Based on the data retrieved from the Wikileaks it appears that the conflict in Afghanistan has spread over time. The following series of images present frequency of attacks in Afghanistan from 2004 to 2009. Notice that in 2004 (the upper left corner), most attacks were concentrated along the Afghanistan-Pakistan border, which is home to the Pashtuns in Afghanistan. This would also make sense since most Afghan Taliban are ethnic Pushtuns.
However, as one moves from 2004 to 2009, one sees a dramatic spreading of attacks along Afghan border, even along the Western border with Iran. The distribution of attacks in 2009 (lower right corner) suggests both an increase in the number of attacks as well as spreading of the conflict to parts of Afghanistan that were immune to the violence earlier.
It will be interesting to see what the latest numbers suggest in the post-surge Afghanistan.
Another interesting sidebar on the maps presented below is that the data analysis and the generation of the maps was done using R, which is a freeware stats software enabling social scientists to paint pictures with data that was not possible earlier.
Click on the image below to see the original post and a larger version of the image.

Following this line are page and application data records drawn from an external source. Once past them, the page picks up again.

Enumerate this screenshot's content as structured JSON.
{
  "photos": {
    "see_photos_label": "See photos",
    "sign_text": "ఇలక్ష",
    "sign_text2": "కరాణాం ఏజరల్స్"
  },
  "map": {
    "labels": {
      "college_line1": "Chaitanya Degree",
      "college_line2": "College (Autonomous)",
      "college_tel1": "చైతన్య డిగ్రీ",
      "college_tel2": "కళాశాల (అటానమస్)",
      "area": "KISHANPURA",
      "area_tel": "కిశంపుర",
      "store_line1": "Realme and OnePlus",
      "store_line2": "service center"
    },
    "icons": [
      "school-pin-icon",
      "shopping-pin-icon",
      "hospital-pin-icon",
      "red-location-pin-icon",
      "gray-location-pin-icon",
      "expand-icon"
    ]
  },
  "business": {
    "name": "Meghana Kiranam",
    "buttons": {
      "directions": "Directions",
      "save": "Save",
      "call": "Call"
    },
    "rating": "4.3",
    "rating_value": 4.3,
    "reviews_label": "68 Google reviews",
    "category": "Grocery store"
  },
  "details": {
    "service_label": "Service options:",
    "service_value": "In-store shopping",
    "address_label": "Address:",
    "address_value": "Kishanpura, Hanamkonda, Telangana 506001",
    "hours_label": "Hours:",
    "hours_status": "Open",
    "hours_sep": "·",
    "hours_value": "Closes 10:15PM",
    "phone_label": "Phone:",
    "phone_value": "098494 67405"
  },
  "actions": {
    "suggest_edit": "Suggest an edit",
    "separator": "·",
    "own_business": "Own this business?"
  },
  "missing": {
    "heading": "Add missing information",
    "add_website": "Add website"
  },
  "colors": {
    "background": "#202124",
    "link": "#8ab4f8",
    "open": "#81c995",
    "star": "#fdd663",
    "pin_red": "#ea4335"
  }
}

The above graphic has been produced by Drew Conway, who is a PhD student in political science at New York University. Drew studies terrorism and armed conflict; using tools from mathematics and computer science to gain a deeper understanding of these phenomena.